**Problem details**
All lines in the data bearing the string "true" should be identified and copied.

**Data for review**
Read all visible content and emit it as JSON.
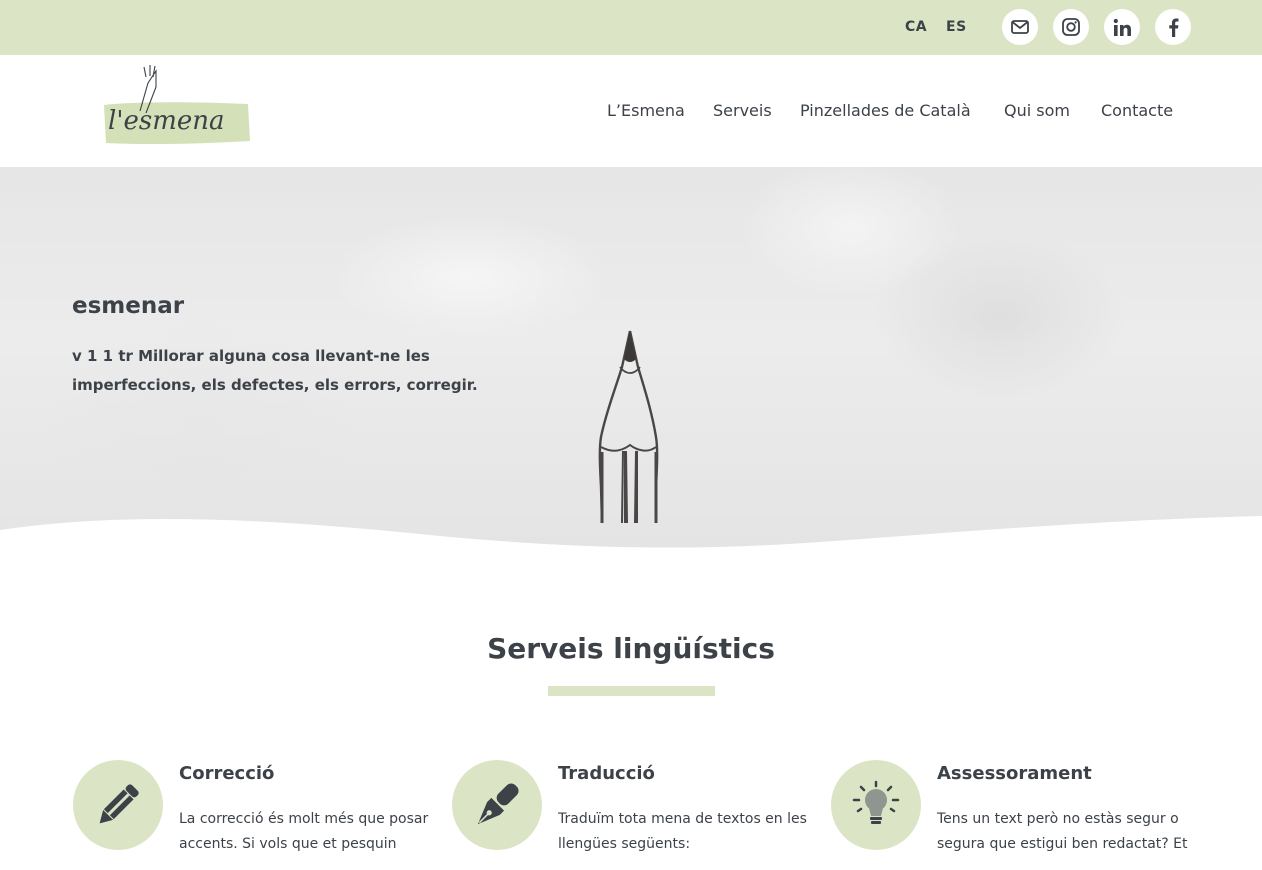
{
  "colors": {
    "accent": "#dbe5c5",
    "text": "#3c4248",
    "icon": "#3c4248"
  },
  "topbar": {
    "languages": [
      "CA",
      "ES"
    ],
    "social": [
      {
        "icon": "envelope-icon"
      },
      {
        "icon": "instagram-icon"
      },
      {
        "icon": "linkedin-icon"
      },
      {
        "icon": "facebook-icon"
      }
    ]
  },
  "header": {
    "logo_text": "l'esmena",
    "nav": [
      "L’Esmena",
      "Serveis",
      "Pinzellades de Català",
      "Qui som",
      "Contacte"
    ]
  },
  "hero": {
    "title": "esmenar",
    "definition": "v 1 1 tr Millorar alguna cosa llevant-ne les imperfeccions, els defectes, els errors, corregir."
  },
  "services_section": {
    "title": "Serveis lingüístics",
    "items": [
      {
        "icon": "pencil-icon",
        "title": "Correcció",
        "text": "La correcció és molt més que posar accents. Si vols que et pesquin"
      },
      {
        "icon": "fountain-pen-icon",
        "title": "Traducció",
        "text": "Traduïm tota mena de textos en les llengües següents:"
      },
      {
        "icon": "lightbulb-icon",
        "title": "Assessorament",
        "text": "Tens un text però no estàs segur o segura que estigui ben redactat? Et"
      }
    ]
  }
}
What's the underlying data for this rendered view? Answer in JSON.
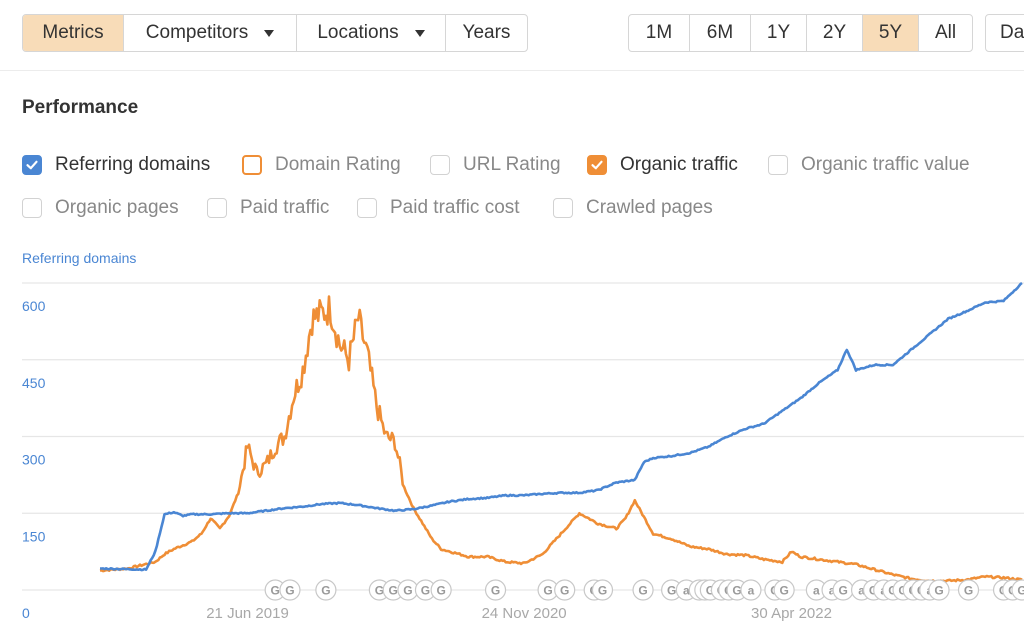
{
  "toolbar": {
    "view_tabs": [
      {
        "label": "Metrics",
        "active": true,
        "dropdown": false
      },
      {
        "label": "Competitors",
        "active": false,
        "dropdown": true
      },
      {
        "label": "Locations",
        "active": false,
        "dropdown": true
      },
      {
        "label": "Years",
        "active": false,
        "dropdown": false
      }
    ],
    "range_tabs": [
      {
        "label": "1M",
        "active": false
      },
      {
        "label": "6M",
        "active": false
      },
      {
        "label": "1Y",
        "active": false
      },
      {
        "label": "2Y",
        "active": false
      },
      {
        "label": "5Y",
        "active": true
      },
      {
        "label": "All",
        "active": false
      }
    ],
    "date_button_label": "Daily"
  },
  "section": {
    "title": "Performance"
  },
  "metrics": [
    {
      "label": "Referring domains",
      "checked": true,
      "style": "checked-blue"
    },
    {
      "label": "Domain Rating",
      "checked": false,
      "style": "outline-orange"
    },
    {
      "label": "URL Rating",
      "checked": false,
      "style": "plain"
    },
    {
      "label": "Organic traffic",
      "checked": true,
      "style": "checked-orange"
    },
    {
      "label": "Organic traffic value",
      "checked": false,
      "style": "plain"
    },
    {
      "label": "Organic pages",
      "checked": false,
      "style": "plain"
    },
    {
      "label": "Paid traffic",
      "checked": false,
      "style": "plain"
    },
    {
      "label": "Paid traffic cost",
      "checked": false,
      "style": "plain"
    },
    {
      "label": "Crawled pages",
      "checked": false,
      "style": "plain"
    }
  ],
  "colors": {
    "referring_domains": "#4a86d3",
    "organic_traffic": "#ef8e36",
    "active_tab": "#f8dcb8"
  },
  "chart_data": {
    "type": "line",
    "title": "Performance",
    "ylabel": "Referring domains",
    "xlabel": "",
    "ylim": [
      0,
      600
    ],
    "yticks": [
      0,
      150,
      300,
      450,
      600
    ],
    "xlim_index": [
      0,
      100
    ],
    "xticks": [
      {
        "label": "21 Jun 2019",
        "x": 16
      },
      {
        "label": "24 Nov 2020",
        "x": 46
      },
      {
        "label": "30 Apr 2022",
        "x": 75
      }
    ],
    "grid": true,
    "legend": "top-left (checkbox list)",
    "series": [
      {
        "name": "Referring domains",
        "color": "#4a86d3",
        "x": [
          0,
          5,
          6,
          7,
          8,
          9,
          10,
          12,
          14,
          16,
          18,
          20,
          22,
          24,
          26,
          28,
          30,
          32,
          34,
          36,
          38,
          40,
          42,
          44,
          46,
          48,
          50,
          52,
          54,
          56,
          58,
          59,
          60,
          62,
          64,
          66,
          68,
          70,
          72,
          74,
          76,
          78,
          80,
          81,
          82,
          84,
          86,
          88,
          90,
          92,
          94,
          96,
          98,
          100
        ],
        "values": [
          42,
          40,
          75,
          148,
          152,
          145,
          148,
          148,
          150,
          150,
          155,
          160,
          163,
          168,
          170,
          166,
          160,
          155,
          158,
          165,
          173,
          178,
          180,
          185,
          185,
          188,
          190,
          190,
          195,
          210,
          215,
          250,
          258,
          262,
          268,
          280,
          300,
          315,
          325,
          350,
          375,
          405,
          430,
          470,
          430,
          440,
          440,
          470,
          500,
          530,
          545,
          562,
          565,
          600
        ]
      },
      {
        "name": "Organic traffic",
        "color": "#ef8e36",
        "x": [
          0,
          3,
          6,
          7,
          8,
          10,
          11,
          12,
          13,
          14,
          15,
          16,
          17,
          18,
          19,
          20,
          21,
          22,
          23,
          24,
          25,
          26,
          27,
          28,
          29,
          30,
          31,
          32,
          33,
          34,
          35,
          36,
          37,
          38,
          40,
          42,
          44,
          46,
          48,
          50,
          52,
          54,
          56,
          57,
          58,
          60,
          62,
          64,
          66,
          68,
          70,
          72,
          74,
          75,
          76,
          78,
          80,
          82,
          84,
          86,
          88,
          90,
          92,
          94,
          96,
          98,
          100
        ],
        "values": [
          38,
          42,
          55,
          70,
          80,
          95,
          110,
          140,
          120,
          145,
          190,
          280,
          230,
          245,
          280,
          300,
          380,
          430,
          530,
          540,
          550,
          480,
          450,
          530,
          460,
          360,
          300,
          290,
          200,
          160,
          130,
          100,
          80,
          75,
          65,
          65,
          55,
          52,
          70,
          110,
          150,
          130,
          120,
          140,
          175,
          110,
          100,
          85,
          80,
          70,
          68,
          60,
          55,
          75,
          65,
          60,
          55,
          50,
          40,
          30,
          22,
          18,
          18,
          20,
          26,
          24,
          20
        ]
      }
    ],
    "annotations": [
      {
        "x": 19.0,
        "icon": "G"
      },
      {
        "x": 20.6,
        "icon": "G"
      },
      {
        "x": 24.5,
        "icon": "G"
      },
      {
        "x": 30.3,
        "icon": "G"
      },
      {
        "x": 31.8,
        "icon": "G"
      },
      {
        "x": 33.4,
        "icon": "G"
      },
      {
        "x": 35.3,
        "icon": "G"
      },
      {
        "x": 37.0,
        "icon": "G"
      },
      {
        "x": 42.9,
        "icon": "G"
      },
      {
        "x": 48.6,
        "icon": "G"
      },
      {
        "x": 50.4,
        "icon": "G"
      },
      {
        "x": 53.6,
        "icon": "G"
      },
      {
        "x": 54.5,
        "icon": "G"
      },
      {
        "x": 58.9,
        "icon": "G"
      },
      {
        "x": 62.0,
        "icon": "G"
      },
      {
        "x": 63.6,
        "icon": "a"
      },
      {
        "x": 65.0,
        "icon": "G"
      },
      {
        "x": 65.6,
        "icon": "G"
      },
      {
        "x": 66.2,
        "icon": "G"
      },
      {
        "x": 67.4,
        "icon": "G"
      },
      {
        "x": 68.2,
        "icon": "G"
      },
      {
        "x": 69.1,
        "icon": "G"
      },
      {
        "x": 70.6,
        "icon": "a"
      },
      {
        "x": 73.2,
        "icon": "G"
      },
      {
        "x": 74.2,
        "icon": "G"
      },
      {
        "x": 77.7,
        "icon": "a"
      },
      {
        "x": 79.4,
        "icon": "a"
      },
      {
        "x": 80.6,
        "icon": "G"
      },
      {
        "x": 82.6,
        "icon": "a"
      },
      {
        "x": 83.9,
        "icon": "G"
      },
      {
        "x": 85.0,
        "icon": "a"
      },
      {
        "x": 86.0,
        "icon": "G"
      },
      {
        "x": 87.1,
        "icon": "G"
      },
      {
        "x": 88.2,
        "icon": "G"
      },
      {
        "x": 89.1,
        "icon": "G"
      },
      {
        "x": 90.0,
        "icon": "a"
      },
      {
        "x": 91.0,
        "icon": "G"
      },
      {
        "x": 94.2,
        "icon": "G"
      },
      {
        "x": 98.0,
        "icon": "G"
      },
      {
        "x": 99.0,
        "icon": "G"
      },
      {
        "x": 100.0,
        "icon": "G"
      }
    ]
  }
}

**Solution for this task**
        "active": true,
        "dropdown": true
        "dropdown": true
        "active": true
      "checked": true,
      "checked": true,
    "grid": true,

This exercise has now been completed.